The Welsh government said the country was ‘playing a leading role’ in a UK-wide programme to test CP.

Senior professional advisor to the Chief Medical Officer, Dr Gill Richardson, said: ‘The Welsh Government has worked at speed with our expert scientists at the Welsh Blood Service, the Department of Immunology at University Hospital of Wales, critical care consultants and Public Health Wales to launch this innovative scheme.

‘In the absence of any current vaccine or antiviral therapy, it has significant potential to aid the recovery of patients.’

UHW is ‘at the forefront’, in part due to the expertise of its staff, according to Dr Richard Skone, clinical board director for specialist services, the BBC reported. 

Convalescent plasma therapy (CP) was given the green light by medical regulators in the UK in early March in anticipation of the crisis.

It means the NHS patients are allowed to receive the treatment, if a trial is set up. But no large-scale trials have begun yet. 

It’s not clear how many British patients have – or could have – benefitted from the treatment so far, but scientists say CP could be the difference between life or death. 

Health regulators in the US followed the UK to approve CP, but trials are already underway involving more than 1,500 hospitals.

NHSBT is now appealing to people who have recovered from COVID-19 to see if their blood can help critically ill patients in the UK. 

‘NHS Blood and Transplant is preparing to collect COVID-19 convalescent plasma from people who have recovered from this illness,’ a spokeswoman said. 

‘We envisage that this will be initially used in trials as a possible treatment for COVID-19.

‘If fully approved, the trials will investigate whether convalescent plasma transfusions could improve a COVID-19 patient´s speed of recovery and chances of survival,’ the blood service said.

‘We are working closely with the government and all relevant bodies to move through the approvals process as quickly as possible.’

People who have recovered from COVID-19 can register with the NHS if they are interested in donating plasma. They should not just turn up at blood donation centres, NHSBT said. 

Antibodies rise steadily in the blood stream when someone is ill and are thought to peak between 21 and 28 days after recovery, according to the NHS.

Donors must have tested positive for the illness either at home or in hospital, but should now be three to four weeks into their recovery, ideally 29 days.

According to an email sent by NHSBT, plasma can be taken by a machine similar to those used in regular platelet donation. 

The announcement follows concerns the NHS weren’t being quick enough to start trials of CP, as the coronavirus death toll reached 16,060 yesterday.

Professor Sir Robert Lechler, president of the Academy of Medical Sciences, told the BBC:  ‘I think there are many aspects of this pandemic we’ll look back on and say, I wonder why we didn’t move a little bit faster. I think this could be one of those.

‘Let’s hope that the NHSBT national trial gets into gear really quickly.’ 

Professor Lechler is eager to use plasma for seriously ill patients that have no other treatment options, while a larger national trial is getting under way.

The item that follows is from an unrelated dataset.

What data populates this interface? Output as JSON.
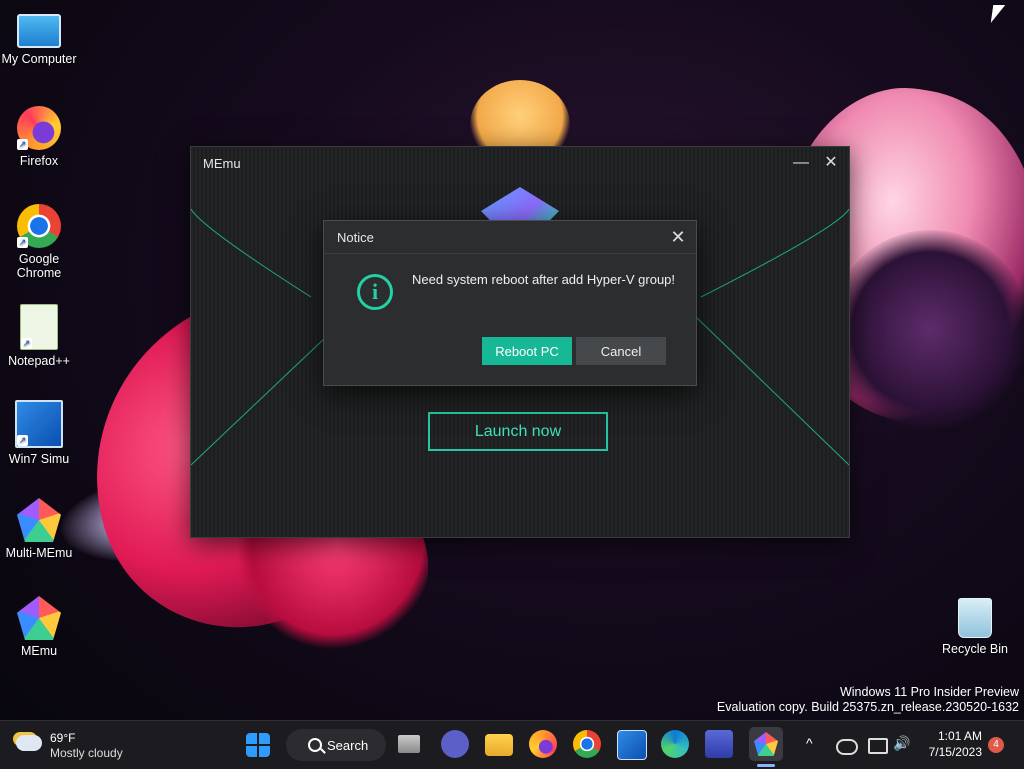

He said: ‘I would be disappointed if we weren’t able to see some patients given this form of therapy within a couple of weeks.’  

Another leading doctor has said it was ‘incredibly frustrating’ only a handful of patients were getting the treatment, first used 100 years ago.

Dr Colin Hamilton-Davies, of Bart’s Hospital in London, told SkyNews: ‘We could be administering it, not just to one or two people, but hundreds of patients.

‘It’s not only myself, but many colleagues are saying “why aren’t we looking at this in greater depth and in a faster timeframe?”

‘There is a research framework which is up and running, which it may or may not become part of.’

Dr Hamilton-Davies added: ‘I very much hope it does. This is something we could get up and running very quickly indeed.’